However, Bob Crewe, who had written and produced material for Renay's second recording session, then signed her to a new recording contract whereby he would write and produce records for her. Under Crewe's guidance and signed to the 20th Century label, Renay, then 17 years old, released her biggest hit, "Navy Blue", in late 1963. The song told the story of a girl, lonely for her steady boyfriend away from home in the U.S. Navy and anxious to see him again. "Navy Blue", composed by Crewe with Bud Rehak and Eddie Rambeau, became a national smash, reaching No. 6 on the Hot 100 on 14–21 March 1964, and soaring to No. 1 on the Adult Contemporary singles chart. The song was followed by Renay's debut album, also titled Navy Blue.

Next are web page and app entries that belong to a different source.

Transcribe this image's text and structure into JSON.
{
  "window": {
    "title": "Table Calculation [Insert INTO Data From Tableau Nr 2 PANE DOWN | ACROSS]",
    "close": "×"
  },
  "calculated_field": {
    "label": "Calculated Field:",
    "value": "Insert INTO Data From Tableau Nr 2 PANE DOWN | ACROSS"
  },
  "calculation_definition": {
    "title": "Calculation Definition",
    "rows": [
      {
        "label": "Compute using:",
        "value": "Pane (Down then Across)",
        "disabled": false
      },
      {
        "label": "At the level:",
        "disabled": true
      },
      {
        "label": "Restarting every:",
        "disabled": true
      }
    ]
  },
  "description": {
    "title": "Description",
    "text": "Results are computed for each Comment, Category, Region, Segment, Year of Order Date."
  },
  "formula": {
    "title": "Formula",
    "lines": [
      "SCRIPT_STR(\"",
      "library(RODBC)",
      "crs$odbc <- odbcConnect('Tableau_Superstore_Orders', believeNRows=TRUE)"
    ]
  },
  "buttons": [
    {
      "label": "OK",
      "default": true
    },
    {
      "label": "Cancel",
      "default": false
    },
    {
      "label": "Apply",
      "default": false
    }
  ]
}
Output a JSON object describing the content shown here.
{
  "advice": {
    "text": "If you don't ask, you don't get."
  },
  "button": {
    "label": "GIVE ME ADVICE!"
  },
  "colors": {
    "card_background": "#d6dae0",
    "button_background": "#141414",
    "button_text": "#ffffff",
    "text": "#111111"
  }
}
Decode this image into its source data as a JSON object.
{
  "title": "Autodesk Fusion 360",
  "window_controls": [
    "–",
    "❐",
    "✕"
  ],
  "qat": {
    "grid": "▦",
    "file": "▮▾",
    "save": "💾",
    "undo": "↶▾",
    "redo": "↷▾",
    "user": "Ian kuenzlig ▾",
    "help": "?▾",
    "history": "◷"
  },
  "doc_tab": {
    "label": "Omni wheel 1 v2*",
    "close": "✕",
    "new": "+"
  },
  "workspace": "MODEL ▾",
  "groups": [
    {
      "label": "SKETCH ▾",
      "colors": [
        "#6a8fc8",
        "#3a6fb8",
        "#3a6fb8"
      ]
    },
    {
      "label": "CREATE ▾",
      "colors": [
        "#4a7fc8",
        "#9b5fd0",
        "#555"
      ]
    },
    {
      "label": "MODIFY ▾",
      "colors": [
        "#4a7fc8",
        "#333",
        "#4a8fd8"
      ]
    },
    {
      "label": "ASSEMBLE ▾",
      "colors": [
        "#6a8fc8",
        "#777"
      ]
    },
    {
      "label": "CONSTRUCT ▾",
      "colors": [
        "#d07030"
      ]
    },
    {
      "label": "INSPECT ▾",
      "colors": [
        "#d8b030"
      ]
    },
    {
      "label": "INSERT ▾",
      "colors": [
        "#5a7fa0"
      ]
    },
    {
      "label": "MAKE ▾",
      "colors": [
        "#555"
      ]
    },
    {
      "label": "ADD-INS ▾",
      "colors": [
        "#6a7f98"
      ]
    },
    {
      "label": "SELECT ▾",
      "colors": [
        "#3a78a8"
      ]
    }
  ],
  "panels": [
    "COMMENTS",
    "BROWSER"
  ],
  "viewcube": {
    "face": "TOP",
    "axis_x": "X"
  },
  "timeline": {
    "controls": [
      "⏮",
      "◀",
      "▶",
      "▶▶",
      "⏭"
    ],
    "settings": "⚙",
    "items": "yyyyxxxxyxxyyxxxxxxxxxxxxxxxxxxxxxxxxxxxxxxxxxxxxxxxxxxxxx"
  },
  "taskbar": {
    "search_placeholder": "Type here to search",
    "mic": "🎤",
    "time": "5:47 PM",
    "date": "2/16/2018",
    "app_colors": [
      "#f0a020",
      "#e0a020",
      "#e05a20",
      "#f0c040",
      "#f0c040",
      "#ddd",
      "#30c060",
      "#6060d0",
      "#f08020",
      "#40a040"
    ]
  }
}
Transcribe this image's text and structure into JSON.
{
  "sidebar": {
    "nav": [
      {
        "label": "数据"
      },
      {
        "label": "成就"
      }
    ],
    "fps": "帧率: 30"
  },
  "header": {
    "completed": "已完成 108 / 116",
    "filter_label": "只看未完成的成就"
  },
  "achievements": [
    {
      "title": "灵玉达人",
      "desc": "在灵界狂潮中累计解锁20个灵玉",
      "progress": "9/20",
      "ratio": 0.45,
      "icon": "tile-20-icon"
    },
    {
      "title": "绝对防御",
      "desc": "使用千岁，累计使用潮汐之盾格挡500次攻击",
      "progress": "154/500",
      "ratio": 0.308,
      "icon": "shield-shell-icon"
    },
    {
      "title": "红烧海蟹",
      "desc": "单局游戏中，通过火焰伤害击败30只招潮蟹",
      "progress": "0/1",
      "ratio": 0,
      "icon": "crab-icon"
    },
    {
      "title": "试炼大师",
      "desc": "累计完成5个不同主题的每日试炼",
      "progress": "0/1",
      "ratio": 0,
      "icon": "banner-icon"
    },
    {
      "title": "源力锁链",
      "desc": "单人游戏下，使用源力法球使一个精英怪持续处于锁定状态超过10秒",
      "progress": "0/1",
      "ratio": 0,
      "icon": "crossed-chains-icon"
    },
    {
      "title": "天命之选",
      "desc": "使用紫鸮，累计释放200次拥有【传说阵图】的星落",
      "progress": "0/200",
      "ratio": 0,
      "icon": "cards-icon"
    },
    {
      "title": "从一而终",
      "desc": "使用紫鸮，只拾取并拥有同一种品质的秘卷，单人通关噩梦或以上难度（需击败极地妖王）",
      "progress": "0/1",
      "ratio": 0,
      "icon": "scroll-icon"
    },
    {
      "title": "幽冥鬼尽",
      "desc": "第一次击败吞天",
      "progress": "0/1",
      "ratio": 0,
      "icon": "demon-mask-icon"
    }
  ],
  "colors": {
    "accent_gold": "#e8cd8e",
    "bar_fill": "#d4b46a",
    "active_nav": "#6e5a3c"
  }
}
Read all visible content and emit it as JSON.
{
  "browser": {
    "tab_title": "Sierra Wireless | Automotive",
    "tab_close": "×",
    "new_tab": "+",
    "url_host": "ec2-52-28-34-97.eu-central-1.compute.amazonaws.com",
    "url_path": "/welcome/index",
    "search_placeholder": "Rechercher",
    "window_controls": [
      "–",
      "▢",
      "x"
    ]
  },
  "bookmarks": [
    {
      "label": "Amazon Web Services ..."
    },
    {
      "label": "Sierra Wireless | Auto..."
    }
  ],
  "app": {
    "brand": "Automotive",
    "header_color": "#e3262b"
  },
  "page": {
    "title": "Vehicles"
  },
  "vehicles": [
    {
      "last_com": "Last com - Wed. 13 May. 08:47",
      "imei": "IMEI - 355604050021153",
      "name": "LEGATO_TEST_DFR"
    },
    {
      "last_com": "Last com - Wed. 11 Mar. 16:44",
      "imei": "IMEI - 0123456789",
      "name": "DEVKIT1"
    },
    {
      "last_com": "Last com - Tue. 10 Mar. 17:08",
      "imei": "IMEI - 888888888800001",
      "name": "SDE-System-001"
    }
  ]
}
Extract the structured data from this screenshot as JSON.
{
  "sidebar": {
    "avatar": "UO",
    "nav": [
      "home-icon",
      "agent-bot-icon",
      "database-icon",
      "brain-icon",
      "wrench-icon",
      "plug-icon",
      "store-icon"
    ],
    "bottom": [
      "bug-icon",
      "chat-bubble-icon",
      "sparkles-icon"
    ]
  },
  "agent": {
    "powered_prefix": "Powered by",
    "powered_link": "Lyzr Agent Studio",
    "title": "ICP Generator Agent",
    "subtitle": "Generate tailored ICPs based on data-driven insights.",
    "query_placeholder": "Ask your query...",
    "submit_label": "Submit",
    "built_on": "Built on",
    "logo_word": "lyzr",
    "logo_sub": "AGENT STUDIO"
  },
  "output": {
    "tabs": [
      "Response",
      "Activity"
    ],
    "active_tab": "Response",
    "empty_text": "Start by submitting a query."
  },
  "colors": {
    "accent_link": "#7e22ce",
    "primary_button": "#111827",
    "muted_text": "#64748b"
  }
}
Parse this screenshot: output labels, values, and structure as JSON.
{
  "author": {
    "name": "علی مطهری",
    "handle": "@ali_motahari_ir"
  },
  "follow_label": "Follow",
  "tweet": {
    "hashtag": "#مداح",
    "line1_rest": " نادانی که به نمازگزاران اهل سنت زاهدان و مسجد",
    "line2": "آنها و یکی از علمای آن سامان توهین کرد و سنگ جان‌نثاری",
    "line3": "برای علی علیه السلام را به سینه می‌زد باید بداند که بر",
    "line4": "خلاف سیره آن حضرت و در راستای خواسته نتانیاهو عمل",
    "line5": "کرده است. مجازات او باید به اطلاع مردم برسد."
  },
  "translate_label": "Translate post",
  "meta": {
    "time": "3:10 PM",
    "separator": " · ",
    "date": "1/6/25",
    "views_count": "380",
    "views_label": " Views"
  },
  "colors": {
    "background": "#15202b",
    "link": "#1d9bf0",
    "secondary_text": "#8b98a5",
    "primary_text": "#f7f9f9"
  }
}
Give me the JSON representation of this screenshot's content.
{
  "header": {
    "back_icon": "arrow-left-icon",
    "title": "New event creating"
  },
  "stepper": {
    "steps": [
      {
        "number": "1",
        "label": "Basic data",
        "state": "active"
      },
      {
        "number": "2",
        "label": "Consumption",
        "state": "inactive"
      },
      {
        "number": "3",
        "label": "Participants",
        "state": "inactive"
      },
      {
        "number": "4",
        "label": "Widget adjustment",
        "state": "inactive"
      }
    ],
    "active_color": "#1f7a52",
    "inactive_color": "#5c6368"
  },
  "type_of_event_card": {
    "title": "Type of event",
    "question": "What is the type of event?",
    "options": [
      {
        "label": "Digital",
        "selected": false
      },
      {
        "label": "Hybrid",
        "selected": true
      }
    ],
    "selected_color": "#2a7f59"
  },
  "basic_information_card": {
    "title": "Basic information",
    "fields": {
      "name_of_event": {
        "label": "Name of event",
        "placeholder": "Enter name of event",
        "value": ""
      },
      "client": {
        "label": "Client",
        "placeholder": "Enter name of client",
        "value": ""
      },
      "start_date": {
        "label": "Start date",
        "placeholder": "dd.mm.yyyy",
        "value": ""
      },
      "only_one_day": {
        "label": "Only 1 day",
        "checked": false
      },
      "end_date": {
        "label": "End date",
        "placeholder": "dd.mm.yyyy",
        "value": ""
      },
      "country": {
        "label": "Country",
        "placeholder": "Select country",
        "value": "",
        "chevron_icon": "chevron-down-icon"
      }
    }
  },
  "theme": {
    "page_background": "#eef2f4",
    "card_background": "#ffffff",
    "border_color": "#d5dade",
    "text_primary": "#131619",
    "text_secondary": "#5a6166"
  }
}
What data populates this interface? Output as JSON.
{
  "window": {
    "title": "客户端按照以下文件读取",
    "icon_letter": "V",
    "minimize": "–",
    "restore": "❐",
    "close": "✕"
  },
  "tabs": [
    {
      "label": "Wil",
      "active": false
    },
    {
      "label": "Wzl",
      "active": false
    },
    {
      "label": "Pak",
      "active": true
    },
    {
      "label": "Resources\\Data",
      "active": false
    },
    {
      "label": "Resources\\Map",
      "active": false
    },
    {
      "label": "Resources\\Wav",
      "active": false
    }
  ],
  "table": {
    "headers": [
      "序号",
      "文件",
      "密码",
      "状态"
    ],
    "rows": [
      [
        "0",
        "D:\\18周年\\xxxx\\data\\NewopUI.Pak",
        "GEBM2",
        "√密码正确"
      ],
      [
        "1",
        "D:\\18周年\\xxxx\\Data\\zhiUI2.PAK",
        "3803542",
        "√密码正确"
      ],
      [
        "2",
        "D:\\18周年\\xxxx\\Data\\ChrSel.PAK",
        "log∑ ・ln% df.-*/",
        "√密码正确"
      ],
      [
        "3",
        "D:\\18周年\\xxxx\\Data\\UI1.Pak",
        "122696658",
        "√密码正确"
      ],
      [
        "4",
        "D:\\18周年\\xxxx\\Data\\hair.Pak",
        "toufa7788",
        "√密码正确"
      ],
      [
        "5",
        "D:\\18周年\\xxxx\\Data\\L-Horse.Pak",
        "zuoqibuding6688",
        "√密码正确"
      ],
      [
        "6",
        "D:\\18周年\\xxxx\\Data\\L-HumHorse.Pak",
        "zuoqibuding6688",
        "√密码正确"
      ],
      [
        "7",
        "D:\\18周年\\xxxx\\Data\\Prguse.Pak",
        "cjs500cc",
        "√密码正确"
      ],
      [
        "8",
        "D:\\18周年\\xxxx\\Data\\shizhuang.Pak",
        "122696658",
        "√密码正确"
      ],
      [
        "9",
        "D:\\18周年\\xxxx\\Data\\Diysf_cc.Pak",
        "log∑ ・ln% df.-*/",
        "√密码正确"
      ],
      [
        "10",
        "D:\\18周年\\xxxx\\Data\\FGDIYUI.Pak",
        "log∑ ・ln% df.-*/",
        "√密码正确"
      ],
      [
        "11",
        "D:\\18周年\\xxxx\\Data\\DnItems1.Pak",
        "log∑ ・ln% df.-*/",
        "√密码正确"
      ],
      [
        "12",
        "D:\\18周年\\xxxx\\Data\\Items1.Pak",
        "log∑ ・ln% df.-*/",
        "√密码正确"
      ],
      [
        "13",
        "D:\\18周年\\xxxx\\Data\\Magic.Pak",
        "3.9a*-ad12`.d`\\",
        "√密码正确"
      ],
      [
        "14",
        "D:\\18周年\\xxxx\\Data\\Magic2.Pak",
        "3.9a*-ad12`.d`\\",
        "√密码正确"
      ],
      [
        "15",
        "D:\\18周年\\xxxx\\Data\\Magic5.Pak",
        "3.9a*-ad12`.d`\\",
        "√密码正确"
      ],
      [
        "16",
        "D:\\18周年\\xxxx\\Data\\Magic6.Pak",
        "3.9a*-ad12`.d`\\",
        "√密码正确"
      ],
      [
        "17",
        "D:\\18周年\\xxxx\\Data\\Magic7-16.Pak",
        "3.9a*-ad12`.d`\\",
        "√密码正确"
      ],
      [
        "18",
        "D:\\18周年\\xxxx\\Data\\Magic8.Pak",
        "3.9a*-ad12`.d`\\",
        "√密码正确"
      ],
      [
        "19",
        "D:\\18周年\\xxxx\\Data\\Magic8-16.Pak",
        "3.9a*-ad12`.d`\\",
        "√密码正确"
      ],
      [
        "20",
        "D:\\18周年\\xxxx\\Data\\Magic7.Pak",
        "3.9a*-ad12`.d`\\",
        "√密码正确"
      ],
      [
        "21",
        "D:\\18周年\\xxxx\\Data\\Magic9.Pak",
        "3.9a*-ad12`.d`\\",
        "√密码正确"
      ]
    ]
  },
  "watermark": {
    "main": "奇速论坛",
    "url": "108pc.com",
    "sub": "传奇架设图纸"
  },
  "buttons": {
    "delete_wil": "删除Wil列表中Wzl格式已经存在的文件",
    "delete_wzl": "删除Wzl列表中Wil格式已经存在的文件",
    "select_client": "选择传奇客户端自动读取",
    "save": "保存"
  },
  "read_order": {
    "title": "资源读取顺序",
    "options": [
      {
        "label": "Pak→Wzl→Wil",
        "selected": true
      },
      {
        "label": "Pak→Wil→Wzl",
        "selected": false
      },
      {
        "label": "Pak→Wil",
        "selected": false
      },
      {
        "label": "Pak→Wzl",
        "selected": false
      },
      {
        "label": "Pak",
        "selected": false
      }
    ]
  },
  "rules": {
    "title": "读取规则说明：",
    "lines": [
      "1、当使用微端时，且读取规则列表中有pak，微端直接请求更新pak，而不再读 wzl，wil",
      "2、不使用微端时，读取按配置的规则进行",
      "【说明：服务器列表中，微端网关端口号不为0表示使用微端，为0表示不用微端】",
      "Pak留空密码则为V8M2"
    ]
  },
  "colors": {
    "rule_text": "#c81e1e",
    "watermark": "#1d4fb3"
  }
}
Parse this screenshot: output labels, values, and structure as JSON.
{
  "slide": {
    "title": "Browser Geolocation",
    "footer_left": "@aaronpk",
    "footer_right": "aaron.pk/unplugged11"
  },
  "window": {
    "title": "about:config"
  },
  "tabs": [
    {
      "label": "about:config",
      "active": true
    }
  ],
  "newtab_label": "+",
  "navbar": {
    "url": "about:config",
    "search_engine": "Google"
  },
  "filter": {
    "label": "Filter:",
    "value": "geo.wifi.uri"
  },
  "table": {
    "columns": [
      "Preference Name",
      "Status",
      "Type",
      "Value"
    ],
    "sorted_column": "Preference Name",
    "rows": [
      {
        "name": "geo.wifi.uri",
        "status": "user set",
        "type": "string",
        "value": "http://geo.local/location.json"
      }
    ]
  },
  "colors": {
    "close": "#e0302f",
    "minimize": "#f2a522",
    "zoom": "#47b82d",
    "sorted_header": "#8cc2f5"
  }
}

Renay's only other single release to crack the national Billboard chart was "Kiss Me Sailor", reaching number 29 later in 1964. Subsequent singles, including "Growin' Up Too Fast", "Watch Out Sally", "It's In Your Hands", and "Happy Birthday Broken Heart", were hits in certain local markets such as Salt Lake City, Las Vegas and Miami,[1] but failed to break nationally. Renay moved to the Fontana label in 1969 and attempted a comeback with covers of "Yesterday" and "Hold Me, Thrill Me, Kiss Me", but these also failed to chart. She did not record again until the early 1980s.

Renay remains active as a performer today and in 2001 released Diane Renay Sings Some Things Old and Some Things New, a double-CD compilation album of her work (including many previously unreleased tracks) from the 1960s through the 1990s.


Year Title Album details Peak chart positions




1964 Navy Blue 54 55


Year Title Label Catalogue


Peak chart positions Album




US AC Canada


1962 "Little White Lies"

b/w "Falling Star"

Atco 45-6240 Non-album singles
1963 "A Dime a Dozen"

b/w 'Tender"

"Navy Blue"

b/w "Unbelievable Guy"

20th Century Fox 456 6 6 1 7 Navy Blue
1964 "Kiss Me Sailor"

b/w "Soft Spoken Guy"

477 29 28 13
"Growin' Up Too Fast"

b/w "Waitin' for Joey"

514 124 23[2] Non-album singles
"It's In Your Hands"

b/w "A Present from Eddie" (from Navy Blue)

533 131
"Watch Out, Sally!"

b/w "Billy Blue Eyes"

MGM K13296 101 95
1965 "I Had a Dream"

b/w "Troublemaker"

"The Company You Keep"

b/w "Words"

New Voice 800
"Happy Birthday, Broken Heart"

b/w "Cross My Heart, Hope to Die"

1966 "Soldier Boy"

b/w "Words" (Non-album track)

813 Navy Blue
"Navy Blue" (reissue)

b/w "Unbelievable Guy"

20th Century Fox 45-6456
"Please Gypsy"

b/w "Dynamite"

United Artists UA 50048 Non-album singles
1968 "Can't Help Loving That Man"

b/w "It's Good Day For A Parade"

D-Man D-101
1969 "Hold Me, Thrill Me, Kiss Me"

b/w "Yesterday"

Fontana F-1679

See also[edit]


  • Larkin, Colin. The Encyclopedia of Popular Music, 3rd edition, Macmillan, 1998.
  • Ruppli, Michel; Novitsky, Ed. The Mercury Labels. A Discography, Vol. V., record and artist indexes, Greenwood Press, 1993.
  • Whitburn, Joel. The Billboard Book of Top 40 Hits, 5th edition, Watson-Guptill Publications, 1992.


  1. ^ Tim Warden. "ARSA | The Rocking Ghosts". Las-solanas.com. Retrieved 2016-01-14.
  2. ^ "RPM Top 40-5s - June 29, 1964" (PDF).

External links[edit]